• [WHAT IS NEEDED]: Without the images, output every record exactly as it appears.

══════════

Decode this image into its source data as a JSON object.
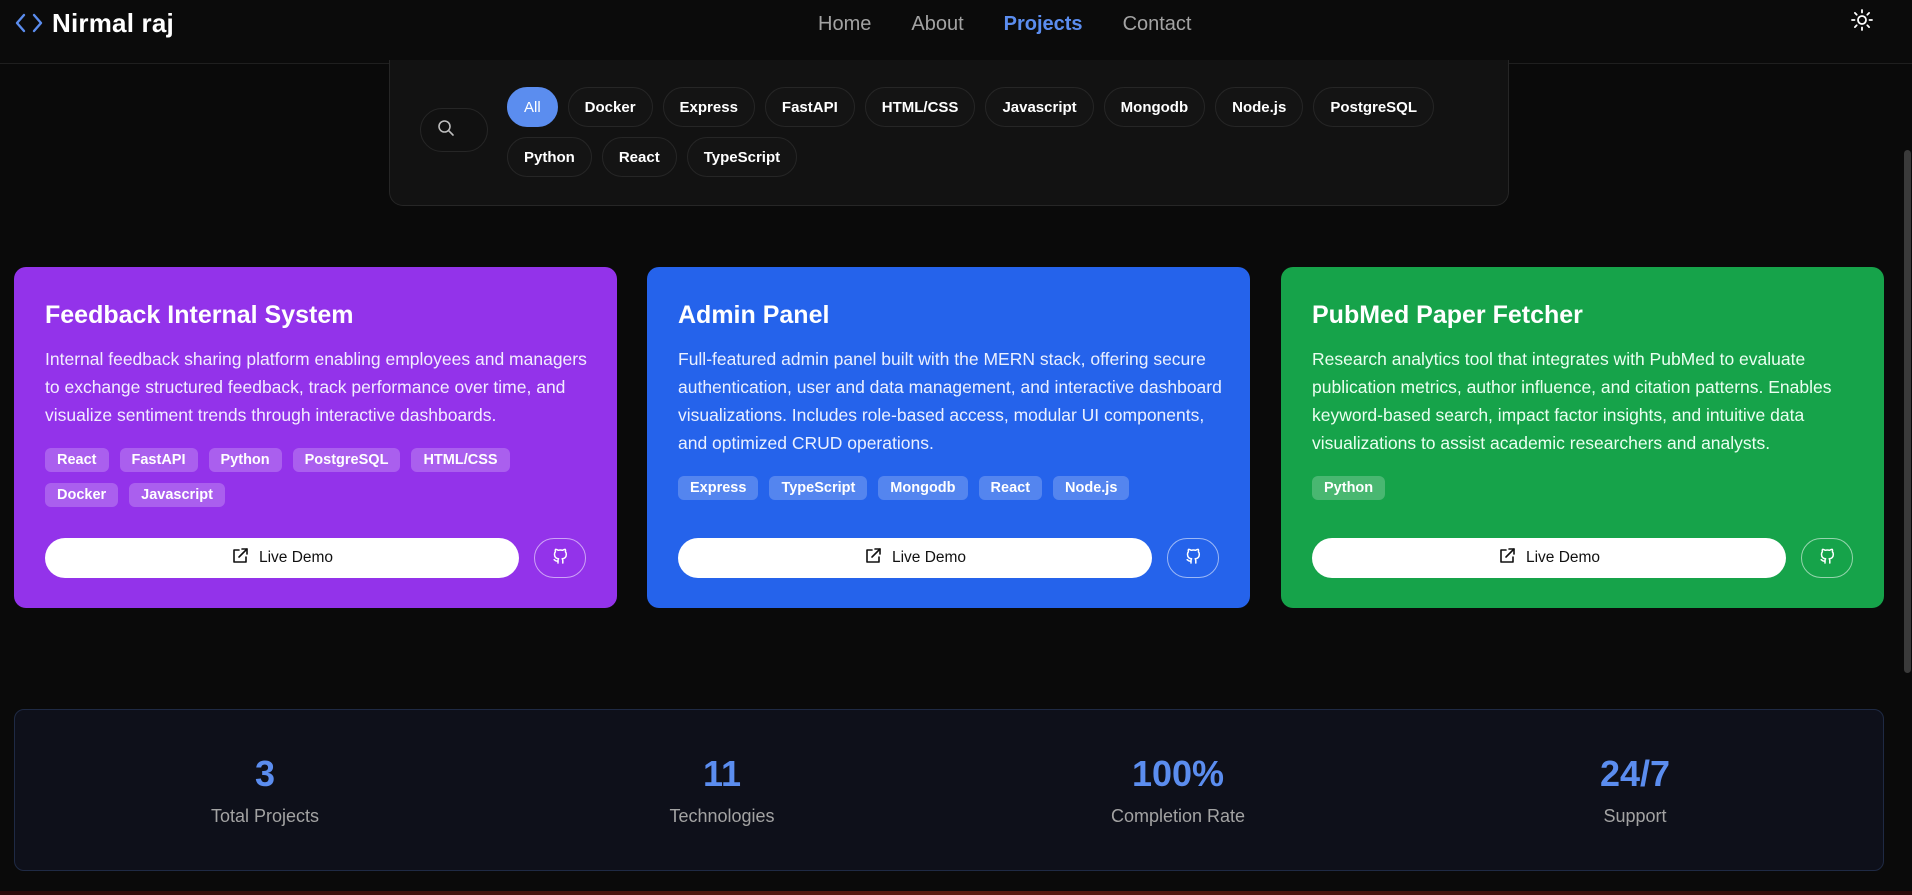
{
  "header": {
    "brand_name": "Nirmal raj",
    "brand_icon": "code-brackets-icon",
    "nav": [
      {
        "label": "Home",
        "active": false
      },
      {
        "label": "About",
        "active": false
      },
      {
        "label": "Projects",
        "active": true
      },
      {
        "label": "Contact",
        "active": false
      }
    ],
    "theme_icon": "sun-icon"
  },
  "filters": {
    "search_icon": "search-icon",
    "chips": [
      {
        "label": "All",
        "active": true
      },
      {
        "label": "Docker"
      },
      {
        "label": "Express"
      },
      {
        "label": "FastAPI"
      },
      {
        "label": "HTML/CSS"
      },
      {
        "label": "Javascript"
      },
      {
        "label": "Mongodb"
      },
      {
        "label": "Node.js"
      },
      {
        "label": "PostgreSQL"
      },
      {
        "label": "Python"
      },
      {
        "label": "React"
      },
      {
        "label": "TypeScript"
      }
    ]
  },
  "projects": [
    {
      "title": "Feedback Internal System",
      "description": "Internal feedback sharing platform enabling employees and managers to exchange structured feedback, track performance over time, and visualize sentiment trends through interactive dashboards.",
      "tags": [
        "React",
        "FastAPI",
        "Python",
        "PostgreSQL",
        "HTML/CSS",
        "Docker",
        "Javascript"
      ],
      "live_demo_label": "Live Demo",
      "color": "#9333ea"
    },
    {
      "title": "Admin Panel",
      "description": "Full-featured admin panel built with the MERN stack, offering secure authentication, user and data management, and interactive dashboard visualizations. Includes role-based access, modular UI components, and optimized CRUD operations.",
      "tags": [
        "Express",
        "TypeScript",
        "Mongodb",
        "React",
        "Node.js"
      ],
      "live_demo_label": "Live Demo",
      "color": "#2563eb"
    },
    {
      "title": "PubMed Paper Fetcher",
      "description": "Research analytics tool that integrates with PubMed to evaluate publication metrics, author influence, and citation patterns. Enables keyword-based search, impact factor insights, and intuitive data visualizations to assist academic researchers and analysts.",
      "tags": [
        "Python"
      ],
      "live_demo_label": "Live Demo",
      "color": "#16a34a"
    }
  ],
  "stats": [
    {
      "value": "3",
      "label": "Total Projects"
    },
    {
      "value": "11",
      "label": "Technologies"
    },
    {
      "value": "100%",
      "label": "Completion Rate"
    },
    {
      "value": "24/7",
      "label": "Support"
    }
  ],
  "colors": {
    "accent": "#5b8def",
    "background": "#0a0a0a"
  }
}
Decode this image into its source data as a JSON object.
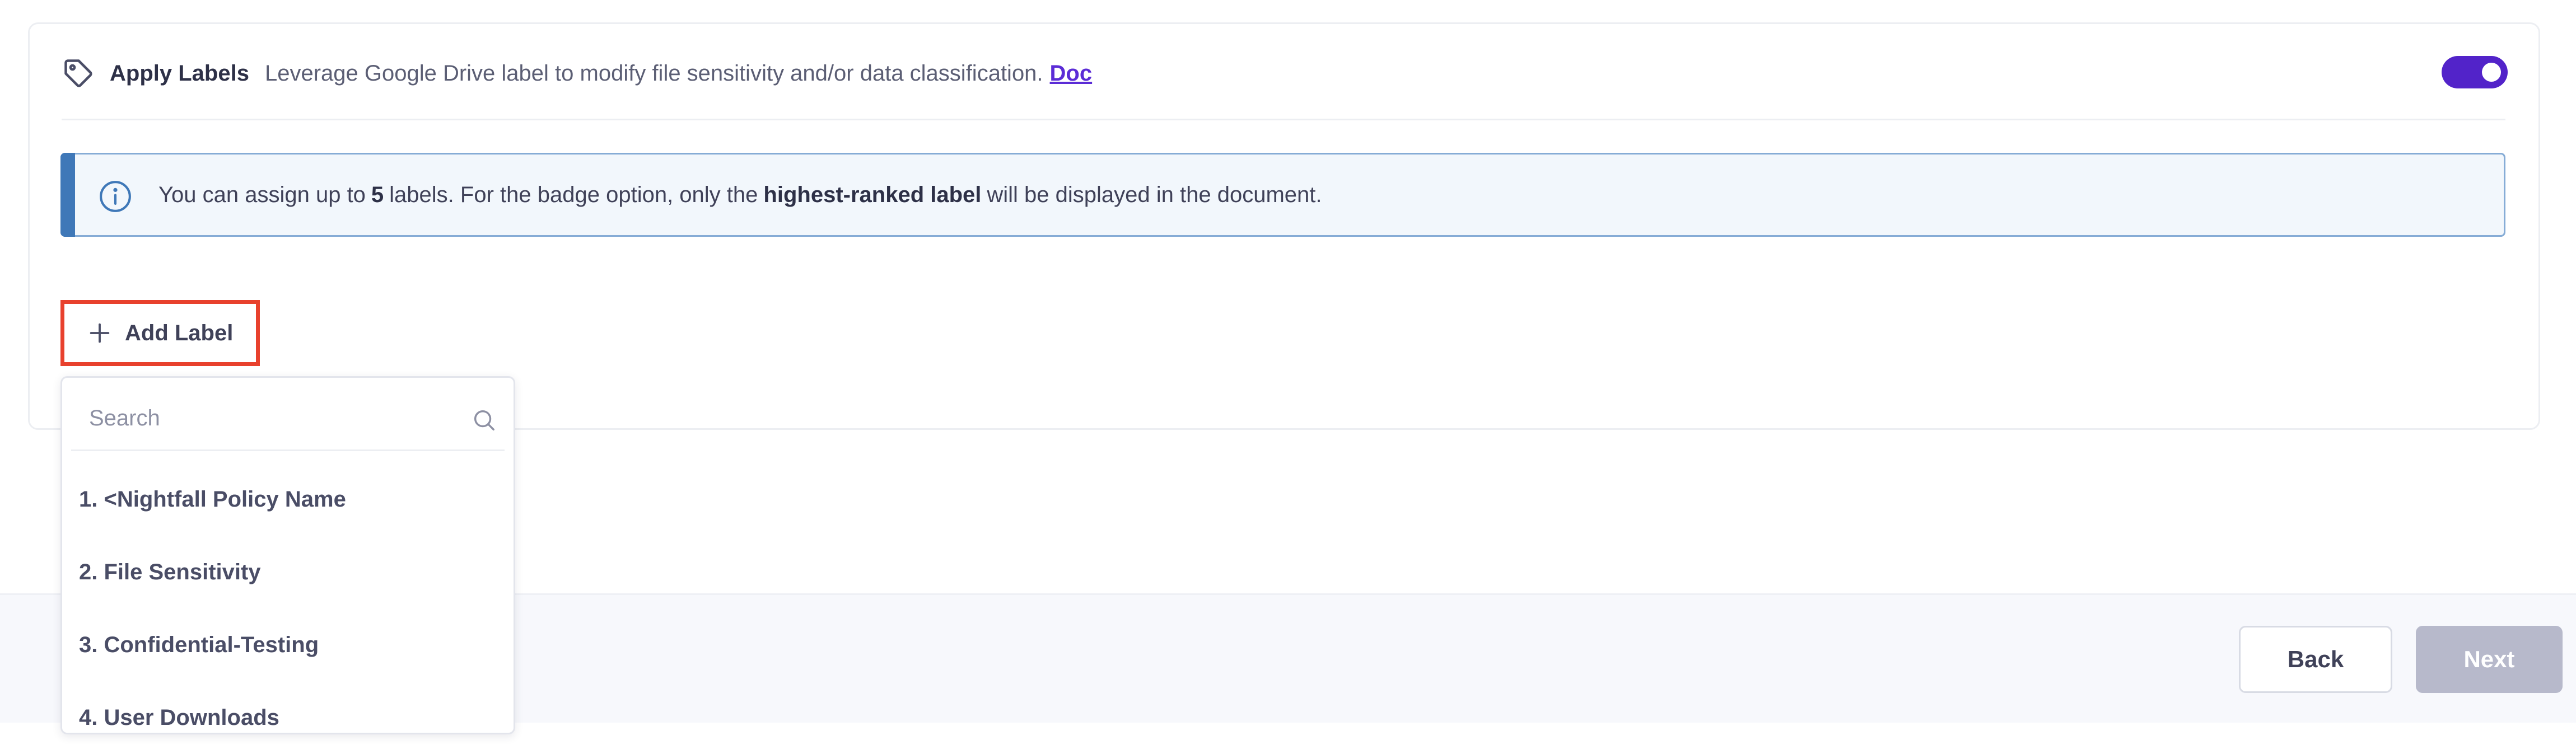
{
  "apply_labels": {
    "icon": "tag-icon",
    "title": "Apply Labels",
    "description": "Leverage Google Drive label to modify file sensitivity and/or data classification.",
    "doc_link": "Doc",
    "toggle_on": true,
    "toggle_color": "#5223c9"
  },
  "info": {
    "icon": "info-icon",
    "text_1": "You can assign up to",
    "count": "5",
    "text_2": "labels. For the badge option, only the",
    "highlight": "highest-ranked label",
    "text_3": "will be displayed in the document."
  },
  "add_label": {
    "icon": "plus-icon",
    "label": "Add Label",
    "highlight_color": "#e8412d"
  },
  "dropdown": {
    "search_placeholder": "Search",
    "search_value": "",
    "options": [
      "1. <Nightfall Policy Name",
      "2. File Sensitivity",
      "3. Confidential-Testing",
      "4. User Downloads"
    ]
  },
  "footer": {
    "back_label": "Back",
    "next_label": "Next",
    "next_disabled": true
  }
}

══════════

• [EXPECTED ANSWER]:
Decode this image into its source data as a JSON object.
{
  "header": {
    "brand_name": "Nirmal raj",
    "brand_icon": "code-brackets-icon",
    "nav": [
      {
        "label": "Home",
        "active": false
      },
      {
        "label": "About",
        "active": false
      },
      {
        "label": "Projects",
        "active": true
      },
      {
        "label": "Contact",
        "active": false
      }
    ],
    "theme_icon": "sun-icon"
  },
  "filters": {
    "search_icon": "search-icon",
    "chips": [
      {
        "label": "All",
        "active": true
      },
      {
        "label": "Docker"
      },
      {
        "label": "Express"
      },
      {
        "label": "FastAPI"
      },
      {
        "label": "HTML/CSS"
      },
      {
        "label": "Javascript"
      },
      {
        "label": "Mongodb"
      },
      {
        "label": "Node.js"
      },
      {
        "label": "PostgreSQL"
      },
      {
        "label": "Python"
      },
      {
        "label": "React"
      },
      {
        "label": "TypeScript"
      }
    ]
  },
  "projects": [
    {
      "title": "Feedback Internal System",
      "description": "Internal feedback sharing platform enabling employees and managers to exchange structured feedback, track performance over time, and visualize sentiment trends through interactive dashboards.",
      "tags": [
        "React",
        "FastAPI",
        "Python",
        "PostgreSQL",
        "HTML/CSS",
        "Docker",
        "Javascript"
      ],
      "live_demo_label": "Live Demo",
      "color": "#9333ea"
    },
    {
      "title": "Admin Panel",
      "description": "Full-featured admin panel built with the MERN stack, offering secure authentication, user and data management, and interactive dashboard visualizations. Includes role-based access, modular UI components, and optimized CRUD operations.",
      "tags": [
        "Express",
        "TypeScript",
        "Mongodb",
        "React",
        "Node.js"
      ],
      "live_demo_label": "Live Demo",
      "color": "#2563eb"
    },
    {
      "title": "PubMed Paper Fetcher",
      "description": "Research analytics tool that integrates with PubMed to evaluate publication metrics, author influence, and citation patterns. Enables keyword-based search, impact factor insights, and intuitive data visualizations to assist academic researchers and analysts.",
      "tags": [
        "Python"
      ],
      "live_demo_label": "Live Demo",
      "color": "#16a34a"
    }
  ],
  "stats": [
    {
      "value": "3",
      "label": "Total Projects"
    },
    {
      "value": "11",
      "label": "Technologies"
    },
    {
      "value": "100%",
      "label": "Completion Rate"
    },
    {
      "value": "24/7",
      "label": "Support"
    }
  ],
  "colors": {
    "accent": "#5b8def",
    "background": "#0a0a0a"
  }
}
Decode this image into its source data as a JSON object.
{
  "apply_labels": {
    "icon": "tag-icon",
    "title": "Apply Labels",
    "description": "Leverage Google Drive label to modify file sensitivity and/or data classification.",
    "doc_link": "Doc",
    "toggle_on": true,
    "toggle_color": "#5223c9"
  },
  "info": {
    "icon": "info-icon",
    "text_1": "You can assign up to",
    "count": "5",
    "text_2": "labels. For the badge option, only the",
    "highlight": "highest-ranked label",
    "text_3": "will be displayed in the document."
  },
  "add_label": {
    "icon": "plus-icon",
    "label": "Add Label",
    "highlight_color": "#e8412d"
  },
  "dropdown": {
    "search_placeholder": "Search",
    "search_value": "",
    "options": [
      "1. <Nightfall Policy Name",
      "2. File Sensitivity",
      "3. Confidential-Testing",
      "4. User Downloads"
    ]
  },
  "footer": {
    "back_label": "Back",
    "next_label": "Next",
    "next_disabled": true
  }
}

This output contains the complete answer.